Atzeret literally means "the end" from the root: ATzR= "stop". Accordingly, just as Shmini Atzeret is the 8th day and end of Sukkot, already chazal (Mishna, Rosh HaShana 1, 2) in the Oral Law, refer to the end of the Pesach period after 7 weeks (not days, as in Sukkot!), with the 50th day of Atzeret, the beginning of the 8th week. All explanations of this Omer period, deal with the gradual process of spiritual independence and freedom, which sees the Pesach period as climaxing with Shavuot. The Yalkut Shimoni on Pinchas (782) explains that actually Shmini Atzeret should have also been the 8th week (and not 8th day) counting from the 1st day of Sukkot, but God didn't want to trouble us during the rainy season to come twice to Jerusalem. R. Ovadia Sforno explains that the Shavuot was "supposed to" be called Atzeret already in the Written Torah, for it also means "holy gathering" (= all "stop" their regular actions and "stop" to meet together), for that was what happened at Sinai, but when 3,000 people worshiped the Golden Calf there, and ruined the "holy gathering", that term was not used.

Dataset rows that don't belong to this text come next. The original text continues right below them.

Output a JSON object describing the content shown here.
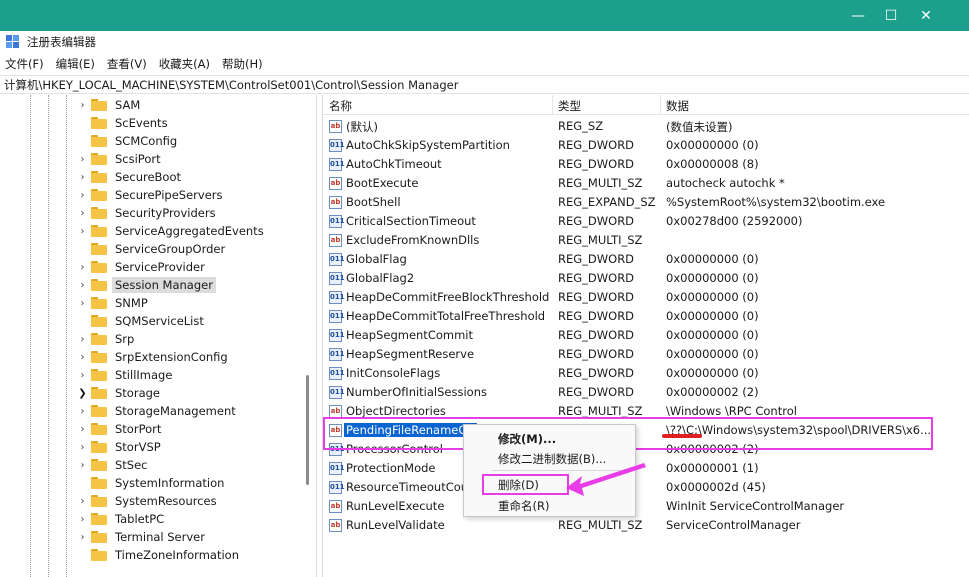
{
  "window": {
    "title": "注册表编辑器",
    "controls": {
      "minimize": "—",
      "maximize": "☐",
      "close": "✕"
    }
  },
  "menu": [
    "文件(F)",
    "编辑(E)",
    "查看(V)",
    "收藏夹(A)",
    "帮助(H)"
  ],
  "address": "计算机\\HKEY_LOCAL_MACHINE\\SYSTEM\\ControlSet001\\Control\\Session Manager",
  "tree": {
    "items": [
      {
        "label": "SAM",
        "expandable": true
      },
      {
        "label": "ScEvents",
        "expandable": false
      },
      {
        "label": "SCMConfig",
        "expandable": false
      },
      {
        "label": "ScsiPort",
        "expandable": true
      },
      {
        "label": "SecureBoot",
        "expandable": true
      },
      {
        "label": "SecurePipeServers",
        "expandable": true
      },
      {
        "label": "SecurityProviders",
        "expandable": true
      },
      {
        "label": "ServiceAggregatedEvents",
        "expandable": true
      },
      {
        "label": "ServiceGroupOrder",
        "expandable": false
      },
      {
        "label": "ServiceProvider",
        "expandable": true
      },
      {
        "label": "Session Manager",
        "expandable": true,
        "selected": true
      },
      {
        "label": "SNMP",
        "expandable": true
      },
      {
        "label": "SQMServiceList",
        "expandable": false
      },
      {
        "label": "Srp",
        "expandable": true
      },
      {
        "label": "SrpExtensionConfig",
        "expandable": true
      },
      {
        "label": "StillImage",
        "expandable": true
      },
      {
        "label": "Storage",
        "expandable": true,
        "expanded_arrow": true
      },
      {
        "label": "StorageManagement",
        "expandable": true
      },
      {
        "label": "StorPort",
        "expandable": true
      },
      {
        "label": "StorVSP",
        "expandable": true
      },
      {
        "label": "StSec",
        "expandable": true
      },
      {
        "label": "SystemInformation",
        "expandable": false
      },
      {
        "label": "SystemResources",
        "expandable": true
      },
      {
        "label": "TabletPC",
        "expandable": true
      },
      {
        "label": "Terminal Server",
        "expandable": true
      },
      {
        "label": "TimeZoneInformation",
        "expandable": false
      }
    ]
  },
  "list": {
    "headers": {
      "name": "名称",
      "type": "类型",
      "data": "数据"
    },
    "rows": [
      {
        "icon": "string-value-icon",
        "name": "(默认)",
        "type": "REG_SZ",
        "data": "(数值未设置)"
      },
      {
        "icon": "dword-value-icon",
        "name": "AutoChkSkipSystemPartition",
        "type": "REG_DWORD",
        "data": "0x00000000 (0)"
      },
      {
        "icon": "dword-value-icon",
        "name": "AutoChkTimeout",
        "type": "REG_DWORD",
        "data": "0x00000008 (8)"
      },
      {
        "icon": "string-value-icon",
        "name": "BootExecute",
        "type": "REG_MULTI_SZ",
        "data": "autocheck autochk *"
      },
      {
        "icon": "string-value-icon",
        "name": "BootShell",
        "type": "REG_EXPAND_SZ",
        "data": "%SystemRoot%\\system32\\bootim.exe"
      },
      {
        "icon": "dword-value-icon",
        "name": "CriticalSectionTimeout",
        "type": "REG_DWORD",
        "data": "0x00278d00 (2592000)"
      },
      {
        "icon": "string-value-icon",
        "name": "ExcludeFromKnownDlls",
        "type": "REG_MULTI_SZ",
        "data": ""
      },
      {
        "icon": "dword-value-icon",
        "name": "GlobalFlag",
        "type": "REG_DWORD",
        "data": "0x00000000 (0)"
      },
      {
        "icon": "dword-value-icon",
        "name": "GlobalFlag2",
        "type": "REG_DWORD",
        "data": "0x00000000 (0)"
      },
      {
        "icon": "dword-value-icon",
        "name": "HeapDeCommitFreeBlockThreshold",
        "type": "REG_DWORD",
        "data": "0x00000000 (0)"
      },
      {
        "icon": "dword-value-icon",
        "name": "HeapDeCommitTotalFreeThreshold",
        "type": "REG_DWORD",
        "data": "0x00000000 (0)"
      },
      {
        "icon": "dword-value-icon",
        "name": "HeapSegmentCommit",
        "type": "REG_DWORD",
        "data": "0x00000000 (0)"
      },
      {
        "icon": "dword-value-icon",
        "name": "HeapSegmentReserve",
        "type": "REG_DWORD",
        "data": "0x00000000 (0)"
      },
      {
        "icon": "dword-value-icon",
        "name": "InitConsoleFlags",
        "type": "REG_DWORD",
        "data": "0x00000000 (0)"
      },
      {
        "icon": "dword-value-icon",
        "name": "NumberOfInitialSessions",
        "type": "REG_DWORD",
        "data": "0x00000002 (2)"
      },
      {
        "icon": "string-value-icon",
        "name": "ObjectDirectories",
        "type": "REG_MULTI_SZ",
        "data": "\\Windows \\RPC Control"
      },
      {
        "icon": "string-value-icon",
        "name": "PendingFileRenameOperations",
        "name_shown": "PendingFileRenameOp",
        "type": "",
        "data": "\\??\\C:\\Windows\\system32\\spool\\DRIVERS\\x6...",
        "selected": true
      },
      {
        "icon": "dword-value-icon",
        "name": "ProcessorControl",
        "type": "",
        "data": "0x00000002 (2)"
      },
      {
        "icon": "dword-value-icon",
        "name": "ProtectionMode",
        "type": "",
        "data": "0x00000001 (1)"
      },
      {
        "icon": "dword-value-icon",
        "name": "ResourceTimeoutCount",
        "type": "",
        "data": "0x0000002d (45)"
      },
      {
        "icon": "string-value-icon",
        "name": "RunLevelExecute",
        "type": "",
        "data": "WinInit ServiceControlManager"
      },
      {
        "icon": "string-value-icon",
        "name": "RunLevelValidate",
        "type": "REG_MULTI_SZ",
        "data": "ServiceControlManager"
      }
    ]
  },
  "context_menu": {
    "items": [
      {
        "label": "修改(M)...",
        "bold": true
      },
      {
        "label": "修改二进制数据(B)..."
      },
      {
        "label": "删除(D)"
      },
      {
        "label": "重命名(R)"
      }
    ]
  },
  "colors": {
    "topbar": "#1c9f8c",
    "selection": "#0a64d2",
    "annotation_magenta": "#e83ce6",
    "annotation_red": "#e02020"
  }
}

All Torah holidays represent a national, historical and religious event, as well as an annual agricultural event. This isn't felt that much outside of the Land of Israel, where the climate and agricultural seasons may differ greatly from where the holiday was, and today- once again is, meant to be observed, in Israel. Regarding the date of the Torah giving, there is also an opinion in the Talmud (Shabbat 87b) that the Torah was given on the 7th of Sivan. Similarly, when the Sanhedrin would consecrate Rosh Chodesh through witnessing the new moon, the holiday could come out anywhere between the 5-7 of Sivan (depending if Nissan and/or Iyar were 30 days). Accordingly, the 50th day may not necessarily fall on the day the Torah was given in the original year of the exodus! The Magen Avraham (494, 1) explains that's why the holiday is called in Ya'aleh v'Yavo: "Zman Matan Toratenu"= the time/period (and not "the day"!) of the giving of our Torah, for it may not be the exact date, but it is the period of time (Pesach and Shavuot were also worded accordingly).